Thursday, 21 June 2012

Hollywood Babble On & On #921: Random Thoughts...


The Supreme Court of the United States has ruled in favor of the TV networks over the FCC's enforcement of indecency rules which in recent years have managed to be both erratic and heavy-handed.

Now before you scream out "Won't somebody please think of the children!" and run to man the barricades, I have something to tell you.

Civilization is NOT going to collapse.

The ABC Network is not going to debut a sitcom named Fuck Off Freddy, and CBS isn't going to turn The Good Wife into hard-core porn... though that does have possibilities...

Anyway... The networks aren't going to start going "indecent" because in the long run there is no profit in it for them. Networks are big organizations with big overheads, and to profit they need to reach the widest possible audience, and you can't do that if you're dropping pointless f-bombs and flashing boobies before every commercial break.

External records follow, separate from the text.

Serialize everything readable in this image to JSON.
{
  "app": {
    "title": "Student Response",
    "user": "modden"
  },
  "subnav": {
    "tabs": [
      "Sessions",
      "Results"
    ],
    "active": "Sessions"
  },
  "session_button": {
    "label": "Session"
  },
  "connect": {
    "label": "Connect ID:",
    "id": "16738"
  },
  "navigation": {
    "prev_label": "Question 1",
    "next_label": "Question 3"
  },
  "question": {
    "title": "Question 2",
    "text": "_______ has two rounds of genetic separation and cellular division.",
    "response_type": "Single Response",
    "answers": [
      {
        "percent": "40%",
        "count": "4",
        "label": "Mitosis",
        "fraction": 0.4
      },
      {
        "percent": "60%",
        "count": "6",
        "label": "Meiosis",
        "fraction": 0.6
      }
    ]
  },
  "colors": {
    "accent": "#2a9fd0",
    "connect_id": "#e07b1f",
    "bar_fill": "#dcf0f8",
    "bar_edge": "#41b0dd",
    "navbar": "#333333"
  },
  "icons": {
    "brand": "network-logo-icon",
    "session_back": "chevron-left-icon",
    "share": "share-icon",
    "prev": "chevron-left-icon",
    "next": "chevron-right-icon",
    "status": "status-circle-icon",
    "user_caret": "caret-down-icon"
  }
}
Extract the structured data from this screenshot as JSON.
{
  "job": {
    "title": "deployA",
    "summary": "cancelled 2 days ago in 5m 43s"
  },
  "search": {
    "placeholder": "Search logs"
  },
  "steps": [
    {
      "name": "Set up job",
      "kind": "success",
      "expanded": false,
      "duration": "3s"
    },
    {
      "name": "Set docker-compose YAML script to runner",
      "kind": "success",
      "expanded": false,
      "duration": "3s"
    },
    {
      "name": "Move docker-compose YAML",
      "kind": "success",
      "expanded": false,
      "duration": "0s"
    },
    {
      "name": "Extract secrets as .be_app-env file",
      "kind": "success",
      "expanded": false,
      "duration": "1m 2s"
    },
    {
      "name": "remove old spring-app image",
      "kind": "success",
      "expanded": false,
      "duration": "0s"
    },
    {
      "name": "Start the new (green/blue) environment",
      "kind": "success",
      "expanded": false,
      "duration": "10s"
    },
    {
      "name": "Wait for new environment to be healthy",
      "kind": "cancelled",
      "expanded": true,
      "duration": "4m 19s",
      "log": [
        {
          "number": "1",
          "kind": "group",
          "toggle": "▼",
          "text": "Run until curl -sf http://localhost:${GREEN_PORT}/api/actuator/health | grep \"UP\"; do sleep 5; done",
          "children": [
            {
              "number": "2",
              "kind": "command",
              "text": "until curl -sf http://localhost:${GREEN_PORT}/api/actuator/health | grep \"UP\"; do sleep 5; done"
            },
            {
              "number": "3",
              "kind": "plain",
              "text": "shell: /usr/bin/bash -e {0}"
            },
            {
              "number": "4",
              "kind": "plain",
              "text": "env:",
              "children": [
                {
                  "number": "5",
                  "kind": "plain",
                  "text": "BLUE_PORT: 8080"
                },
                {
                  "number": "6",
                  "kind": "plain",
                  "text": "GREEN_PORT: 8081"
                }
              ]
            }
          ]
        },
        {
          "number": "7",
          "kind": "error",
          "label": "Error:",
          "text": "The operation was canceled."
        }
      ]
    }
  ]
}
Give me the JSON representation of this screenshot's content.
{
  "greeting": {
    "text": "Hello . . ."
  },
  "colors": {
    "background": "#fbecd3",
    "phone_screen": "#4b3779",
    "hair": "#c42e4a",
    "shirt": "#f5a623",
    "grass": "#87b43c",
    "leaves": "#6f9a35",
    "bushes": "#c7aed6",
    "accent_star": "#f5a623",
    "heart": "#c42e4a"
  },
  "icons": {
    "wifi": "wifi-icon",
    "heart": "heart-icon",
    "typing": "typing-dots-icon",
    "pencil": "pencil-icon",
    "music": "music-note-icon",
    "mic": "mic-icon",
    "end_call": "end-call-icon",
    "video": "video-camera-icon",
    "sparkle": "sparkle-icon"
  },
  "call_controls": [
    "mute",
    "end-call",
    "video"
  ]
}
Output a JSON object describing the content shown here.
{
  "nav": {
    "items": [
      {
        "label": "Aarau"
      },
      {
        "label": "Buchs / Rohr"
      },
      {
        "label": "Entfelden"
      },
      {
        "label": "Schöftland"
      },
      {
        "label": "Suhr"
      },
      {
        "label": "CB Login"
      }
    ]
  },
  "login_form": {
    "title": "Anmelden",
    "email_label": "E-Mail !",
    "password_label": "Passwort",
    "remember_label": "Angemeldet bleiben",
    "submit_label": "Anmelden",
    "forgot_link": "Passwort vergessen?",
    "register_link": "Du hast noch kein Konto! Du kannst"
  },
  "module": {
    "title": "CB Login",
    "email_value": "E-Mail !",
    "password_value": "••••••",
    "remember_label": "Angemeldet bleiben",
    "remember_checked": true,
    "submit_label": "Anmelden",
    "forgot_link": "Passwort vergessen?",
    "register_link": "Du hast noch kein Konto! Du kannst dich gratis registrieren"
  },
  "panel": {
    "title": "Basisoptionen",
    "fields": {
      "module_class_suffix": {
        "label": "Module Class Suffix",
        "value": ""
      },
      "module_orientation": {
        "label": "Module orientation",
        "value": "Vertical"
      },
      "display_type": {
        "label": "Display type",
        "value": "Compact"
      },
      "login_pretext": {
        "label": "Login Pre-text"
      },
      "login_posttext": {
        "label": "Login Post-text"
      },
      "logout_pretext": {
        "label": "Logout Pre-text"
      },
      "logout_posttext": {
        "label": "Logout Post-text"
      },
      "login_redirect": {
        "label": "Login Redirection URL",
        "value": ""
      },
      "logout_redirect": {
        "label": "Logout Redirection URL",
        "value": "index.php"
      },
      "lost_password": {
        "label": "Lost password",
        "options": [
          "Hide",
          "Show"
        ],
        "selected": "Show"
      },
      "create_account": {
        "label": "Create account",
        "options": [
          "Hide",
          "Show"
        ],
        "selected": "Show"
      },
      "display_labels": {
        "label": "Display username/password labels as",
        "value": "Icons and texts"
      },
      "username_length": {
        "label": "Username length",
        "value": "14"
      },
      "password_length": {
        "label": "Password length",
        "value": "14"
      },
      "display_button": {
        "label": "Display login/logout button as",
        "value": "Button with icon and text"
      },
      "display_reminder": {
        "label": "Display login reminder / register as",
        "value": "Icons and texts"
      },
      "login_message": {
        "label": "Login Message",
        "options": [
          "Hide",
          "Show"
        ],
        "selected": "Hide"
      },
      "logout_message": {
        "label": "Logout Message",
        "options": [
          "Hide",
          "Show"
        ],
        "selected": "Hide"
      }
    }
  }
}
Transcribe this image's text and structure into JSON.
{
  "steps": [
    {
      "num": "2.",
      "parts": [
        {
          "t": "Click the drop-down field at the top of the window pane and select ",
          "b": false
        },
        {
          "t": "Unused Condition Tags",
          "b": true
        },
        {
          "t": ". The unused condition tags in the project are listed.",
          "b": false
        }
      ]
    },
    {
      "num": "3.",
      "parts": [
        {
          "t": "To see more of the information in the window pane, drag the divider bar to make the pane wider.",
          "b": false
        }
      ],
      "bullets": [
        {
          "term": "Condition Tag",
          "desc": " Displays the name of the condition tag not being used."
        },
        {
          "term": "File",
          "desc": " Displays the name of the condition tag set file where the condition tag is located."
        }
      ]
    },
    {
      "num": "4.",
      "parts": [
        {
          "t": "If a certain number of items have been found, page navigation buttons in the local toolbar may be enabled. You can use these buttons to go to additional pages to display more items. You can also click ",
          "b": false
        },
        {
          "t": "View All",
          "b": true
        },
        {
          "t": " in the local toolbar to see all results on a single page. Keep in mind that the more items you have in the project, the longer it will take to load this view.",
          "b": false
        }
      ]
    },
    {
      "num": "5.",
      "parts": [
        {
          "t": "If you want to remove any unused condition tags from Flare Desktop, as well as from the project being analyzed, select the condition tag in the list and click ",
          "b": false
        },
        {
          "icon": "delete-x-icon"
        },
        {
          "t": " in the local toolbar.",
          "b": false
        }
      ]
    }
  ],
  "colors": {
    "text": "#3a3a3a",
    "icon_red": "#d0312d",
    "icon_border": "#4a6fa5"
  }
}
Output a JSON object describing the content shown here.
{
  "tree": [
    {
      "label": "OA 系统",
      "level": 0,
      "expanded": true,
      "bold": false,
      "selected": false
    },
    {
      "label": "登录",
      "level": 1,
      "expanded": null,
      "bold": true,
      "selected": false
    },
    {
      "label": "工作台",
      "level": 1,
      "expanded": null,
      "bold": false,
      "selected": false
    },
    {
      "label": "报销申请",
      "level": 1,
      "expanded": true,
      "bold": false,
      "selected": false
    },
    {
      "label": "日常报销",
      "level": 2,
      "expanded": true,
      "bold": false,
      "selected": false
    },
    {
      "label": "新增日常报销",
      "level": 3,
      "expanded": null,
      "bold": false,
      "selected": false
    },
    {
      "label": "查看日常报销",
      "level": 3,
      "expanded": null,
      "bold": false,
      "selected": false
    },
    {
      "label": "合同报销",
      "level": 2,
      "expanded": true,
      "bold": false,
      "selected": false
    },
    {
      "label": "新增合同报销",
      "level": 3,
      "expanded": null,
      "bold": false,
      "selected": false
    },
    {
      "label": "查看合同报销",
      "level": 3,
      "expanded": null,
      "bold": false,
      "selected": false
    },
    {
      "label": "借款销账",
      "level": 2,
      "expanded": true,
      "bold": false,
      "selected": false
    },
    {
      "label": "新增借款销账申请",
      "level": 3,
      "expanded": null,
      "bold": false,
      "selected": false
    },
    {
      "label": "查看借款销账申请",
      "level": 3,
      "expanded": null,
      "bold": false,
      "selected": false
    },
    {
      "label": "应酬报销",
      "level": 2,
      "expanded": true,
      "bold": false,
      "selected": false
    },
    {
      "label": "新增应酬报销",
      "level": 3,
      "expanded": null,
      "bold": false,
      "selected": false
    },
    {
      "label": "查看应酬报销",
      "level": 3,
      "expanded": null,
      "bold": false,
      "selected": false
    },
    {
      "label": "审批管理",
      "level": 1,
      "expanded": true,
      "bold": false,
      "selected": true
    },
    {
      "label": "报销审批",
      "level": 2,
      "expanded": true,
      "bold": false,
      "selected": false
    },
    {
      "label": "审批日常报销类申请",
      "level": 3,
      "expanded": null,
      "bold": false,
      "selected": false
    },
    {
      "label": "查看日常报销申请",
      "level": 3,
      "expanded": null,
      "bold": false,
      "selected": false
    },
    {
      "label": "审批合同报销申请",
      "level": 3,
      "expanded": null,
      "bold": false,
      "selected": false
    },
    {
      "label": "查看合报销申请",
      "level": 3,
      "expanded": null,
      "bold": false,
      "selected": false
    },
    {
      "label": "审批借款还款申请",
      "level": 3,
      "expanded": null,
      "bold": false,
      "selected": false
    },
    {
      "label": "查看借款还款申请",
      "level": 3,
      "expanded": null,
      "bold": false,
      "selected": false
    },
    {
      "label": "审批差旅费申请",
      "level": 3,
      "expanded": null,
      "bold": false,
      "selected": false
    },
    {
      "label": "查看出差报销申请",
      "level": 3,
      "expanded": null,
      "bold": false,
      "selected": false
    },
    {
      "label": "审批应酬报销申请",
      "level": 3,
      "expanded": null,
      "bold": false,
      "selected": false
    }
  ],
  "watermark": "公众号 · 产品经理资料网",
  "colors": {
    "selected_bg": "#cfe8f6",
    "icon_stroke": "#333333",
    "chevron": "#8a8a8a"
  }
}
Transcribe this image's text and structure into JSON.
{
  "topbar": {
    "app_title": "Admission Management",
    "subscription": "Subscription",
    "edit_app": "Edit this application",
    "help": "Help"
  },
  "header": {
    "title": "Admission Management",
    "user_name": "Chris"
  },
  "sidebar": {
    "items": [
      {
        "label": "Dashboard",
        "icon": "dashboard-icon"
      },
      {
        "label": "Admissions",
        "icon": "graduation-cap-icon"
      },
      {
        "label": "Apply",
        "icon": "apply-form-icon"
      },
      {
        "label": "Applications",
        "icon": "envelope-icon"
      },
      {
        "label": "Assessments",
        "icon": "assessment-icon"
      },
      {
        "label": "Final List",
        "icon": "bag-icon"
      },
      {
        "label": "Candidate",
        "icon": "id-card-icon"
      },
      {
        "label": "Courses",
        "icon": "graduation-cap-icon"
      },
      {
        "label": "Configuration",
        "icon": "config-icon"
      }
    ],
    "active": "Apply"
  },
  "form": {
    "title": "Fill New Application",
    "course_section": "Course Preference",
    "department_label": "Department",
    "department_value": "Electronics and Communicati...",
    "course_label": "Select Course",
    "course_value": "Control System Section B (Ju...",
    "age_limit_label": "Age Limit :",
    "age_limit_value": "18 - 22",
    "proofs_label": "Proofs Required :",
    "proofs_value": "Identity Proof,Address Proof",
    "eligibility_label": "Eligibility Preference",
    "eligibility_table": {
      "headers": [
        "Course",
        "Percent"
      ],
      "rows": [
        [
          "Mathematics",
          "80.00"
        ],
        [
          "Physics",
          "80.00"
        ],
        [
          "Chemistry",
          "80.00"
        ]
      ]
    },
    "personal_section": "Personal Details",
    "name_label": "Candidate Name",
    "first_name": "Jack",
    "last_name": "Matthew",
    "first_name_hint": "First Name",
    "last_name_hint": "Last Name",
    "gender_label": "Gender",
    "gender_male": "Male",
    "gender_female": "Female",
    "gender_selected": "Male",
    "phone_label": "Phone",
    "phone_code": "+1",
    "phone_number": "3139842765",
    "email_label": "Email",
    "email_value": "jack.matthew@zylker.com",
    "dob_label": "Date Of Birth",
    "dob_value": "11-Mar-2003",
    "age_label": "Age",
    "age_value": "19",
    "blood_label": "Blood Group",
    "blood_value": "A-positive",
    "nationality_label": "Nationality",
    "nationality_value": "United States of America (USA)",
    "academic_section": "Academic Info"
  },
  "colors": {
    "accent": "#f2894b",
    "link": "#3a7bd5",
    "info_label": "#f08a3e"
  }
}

Need proof? Look at the box office. On average movies rated between G and PG-13 tend to have larger audiences, make more money, and have longer shelf-lives than movies rated R to NC-17.

Once the novelty of naughtiness wears off the market enforces a natural set of decency rules much more effectively than any government office given to the whims and caprices of bureaucracy.

So chill the fuck out.


The internet literally shit a brick.

People were freaking out, screaming defenses of Tina Fey, Amy Poehler and every other female comedian with a regular job as proof of how Carolla is a sexist neanderthal who needs to be censored. 

Which made me think of two questions.

1. Why do people think female comedians need to be defended so vociferously?

2. Have any of these people seen his act?

I mean if you can prove beyond any reasonable doubt that at least one female comedian or comedy writer lost work because of Carolla's comment, I will bake you a cake.

Also, female comedians and comedy writers are not delicate little flowers in need of your protection. Comedy club green rooms, and TV comedy writer's rooms are brutal dog-eat-dog environments that would make the saltiest sailor blush, and Carolla's comment sound like an invitation to high tea with the Queen by comparison. Any woman who can survive that sort of environment isn't going to be hurt by Carolla's comment. In fact, they might thank him, because it gives them something to talk about. There's a whole "methink they doth protesteth too much" vibe about the whole uproar.

And then there's the man himself.

I ask if any of the outraged have seen his act, because if they did, then they'd see it in a whole new light. He's not a comedian who comes out with a carefully crafted act of pre-written jokes. He comes out, interacts with others, and from that interaction says things that are provocative and/or offensive to every gender, race, religion, and political affiliation in the world. He then doubles down on the offense and provocation until you realize that he is the real target of the joke after all.

So all this controversy is a fart in a thunderstorm. You can disagree with him, I do, I've seen a lot of funny women, but don't wet yourself over what he said.


  1. In fact, the ruling didn't say the FCC could NOT police broadcast networks. It said they had to "give fair prior notice" and be less vague.

  2. Yeah, but their power comes from the vagueness of their rules and their knee-jerk enforcement of those rules. Rationalize their powers and they lose a lot of that power.

    Personally, I think the FCC is a moribund pack of time-serving political hacks.

  3. Interestingly, the PTC has called it a "victory" for the FCC.

    But, then again, after their over-the-top reaction to the split-second middle-finger during Super Bowl Halftime Show